However, the same source deemed it necessary to tell the Wall Street Journal that "the device may never reach mass production," according to the report.
Microsoft is still "determined to take the lead in hardware manufacturing to make sure the company won't miss out on the opportunities in the wearable gadget market," the source told the WSJ.
So, Microsoft wants to build its own prototypes for Glass-style wearable hardware, and maintains that it will "take the lead in hardware manufacturing," but is still giving off the impression that its prototypes are not likely to reach the market.
This actually reveals a lot. The wearable market could potentially be a big one. The WSJ report cites an ABI Research forecast of 485 million units in the wearable category by 2018. Google, in this regard, was smart to get the word out on its Glass project so early, even though it clearly won't introduce Glass to consumer markets for a few more years. By staking its claim so early, Google made sure that any competitor that attempted to build a similar device later on would look like nothing more than a copy-cat. If Microsoft were to go to market with a Glass-type product, it would be the Zune embarrassment all over again.

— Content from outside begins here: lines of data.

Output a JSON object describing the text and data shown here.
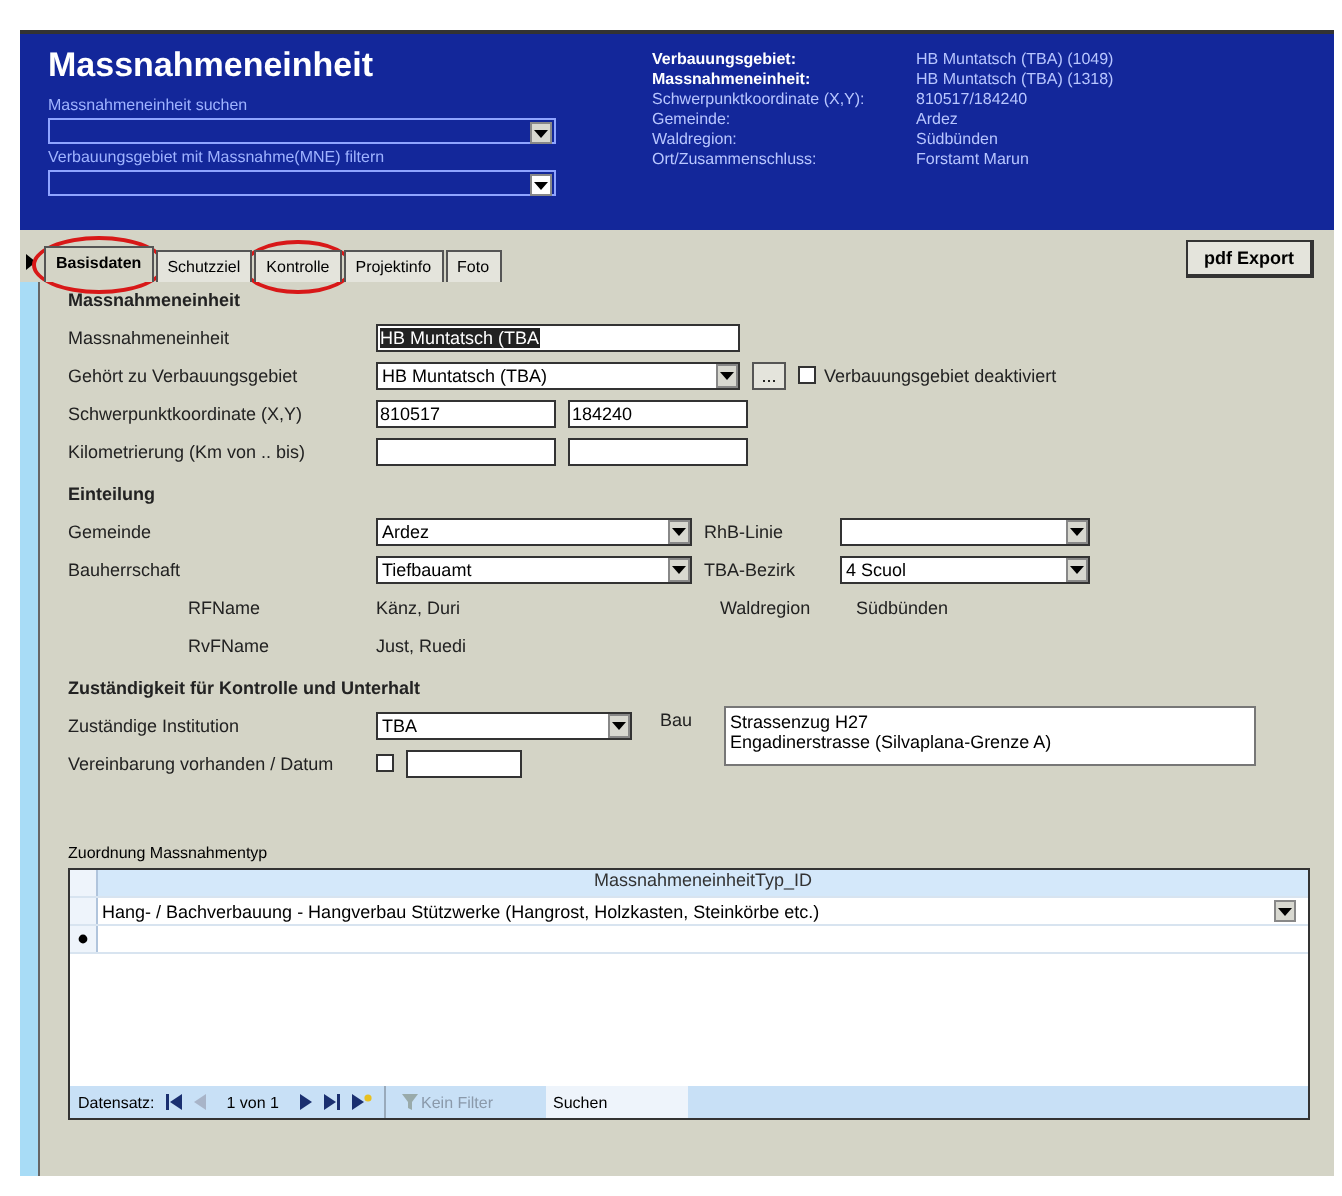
{
  "header": {
    "title": "Massnahmeneinheit",
    "search_label": "Massnahmeneinheit suchen",
    "filter_label": "Verbauungsgebiet mit Massnahme(MNE) filtern"
  },
  "info": [
    {
      "label": "Verbauungsgebiet:",
      "value": "HB Muntatsch (TBA) (1049)",
      "emphasis": true
    },
    {
      "label": "Massnahmeneinheit:",
      "value": "HB Muntatsch (TBA) (1318)",
      "emphasis": true
    },
    {
      "label": "Schwerpunktkoordinate (X,Y):",
      "value": "810517/184240",
      "emphasis": false
    },
    {
      "label": "Gemeinde:",
      "value": "Ardez",
      "emphasis": false
    },
    {
      "label": "Waldregion:",
      "value": "Südbünden",
      "emphasis": false
    },
    {
      "label": "Ort/Zusammenschluss:",
      "value": "Forstamt Marun",
      "emphasis": false
    }
  ],
  "tabs": [
    {
      "label": "Basisdaten",
      "selected": true,
      "circled": true
    },
    {
      "label": "Schutzziel",
      "selected": false,
      "circled": false
    },
    {
      "label": "Kontrolle",
      "selected": false,
      "circled": true
    },
    {
      "label": "Projektinfo",
      "selected": false,
      "circled": false
    },
    {
      "label": "Foto",
      "selected": false,
      "circled": false
    }
  ],
  "export_button": "pdf Export",
  "sections": [
    {
      "title": "Massnahmeneinheit",
      "rows": [
        [
          {
            "kind": "label",
            "text": "Massnahmeneinheit"
          },
          {
            "kind": "field",
            "value": "HB Muntatsch (TBA",
            "selected": true
          }
        ],
        [
          {
            "kind": "label",
            "text": "Gehört zu Verbauungsgebiet"
          },
          {
            "kind": "combo",
            "value": "HB Muntatsch (TBA)"
          },
          {
            "kind": "button",
            "text": "..."
          },
          {
            "kind": "checkbox",
            "text": "Verbauungsgebiet deaktiviert",
            "checked": false
          }
        ],
        [
          {
            "kind": "label",
            "text": "Schwerpunktkoordinate (X,Y)"
          },
          {
            "kind": "field",
            "value": "810517",
            "selected": false
          },
          {
            "kind": "field",
            "value": "184240",
            "selected": false
          }
        ],
        [
          {
            "kind": "label",
            "text": "Kilometrierung (Km von .. bis)"
          },
          {
            "kind": "field"
          },
          {
            "kind": "field"
          }
        ]
      ]
    },
    {
      "title": "Einteilung",
      "rows": [
        [
          {
            "kind": "label",
            "text": "Gemeinde"
          },
          {
            "kind": "combo",
            "value": "Ardez"
          },
          {
            "kind": "label",
            "text": "RhB-Linie"
          },
          {
            "kind": "combo"
          }
        ],
        [
          {
            "kind": "label",
            "text": "Bauherrschaft"
          },
          {
            "kind": "combo",
            "value": "Tiefbauamt"
          },
          {
            "kind": "label",
            "text": "TBA-Bezirk"
          },
          {
            "kind": "combo",
            "value": "4 Scuol"
          }
        ],
        [
          {
            "kind": "sublabel",
            "text": "RFName"
          },
          {
            "kind": "value",
            "text": "Känz, Duri"
          },
          {
            "kind": "label",
            "text": "Waldregion"
          },
          {
            "kind": "value",
            "text": "Südbünden"
          }
        ],
        [
          {
            "kind": "sublabel",
            "text": "RvFName"
          },
          {
            "kind": "value",
            "text": "Just, Ruedi"
          }
        ]
      ]
    },
    {
      "title": "Zuständigkeit für Kontrolle und Unterhalt",
      "rows": [
        [
          {
            "kind": "label",
            "text": "Zuständige Institution"
          },
          {
            "kind": "combo",
            "value": "TBA"
          }
        ],
        [
          {
            "kind": "label",
            "text": "Vereinbarung vorhanden / Datum"
          },
          {
            "kind": "checkbox",
            "checked": false
          },
          {
            "kind": "field"
          }
        ]
      ],
      "side": {
        "label": "Bau",
        "lines": [
          "Strassenzug H27",
          "Engadinerstrasse (Silvaplana-Grenze A)"
        ]
      }
    }
  ],
  "subform": {
    "label": "Zuordnung Massnahmentyp",
    "column": "MassnahmeneinheitTyp_ID",
    "rows": [
      "Hang- / Bachverbauung - Hangverbau Stützwerke (Hangrost, Holzkasten, Steinkörbe etc.)"
    ],
    "nav": {
      "label": "Datensatz:",
      "position": "1 von 1",
      "filter": "Kein Filter",
      "search": "Suchen"
    }
  }
}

However, Google is reportedly preparing to release an SDK for Google Glass by the end of this year, thus opening the floodgates of apps developed specifically for the device. Even if Microsoft doesn't want to engage in a battle over eye-worn hardware, it will need to explore the technology to see if there are any opportunities for branded apps on its platform.
And who knows, maybe Google flubs the Glass product when it finally goes to market. There is always the possibility that Glass faulters in one way or another. Microsoft could have a prototype to use to capitalize on such an opportunity, if it presents itself.
So don't expect to see Windows Glasses anytime soon. But if they hit the market in five years, don't be surprised, either.
Sign up for CIO Asia eNewsletters.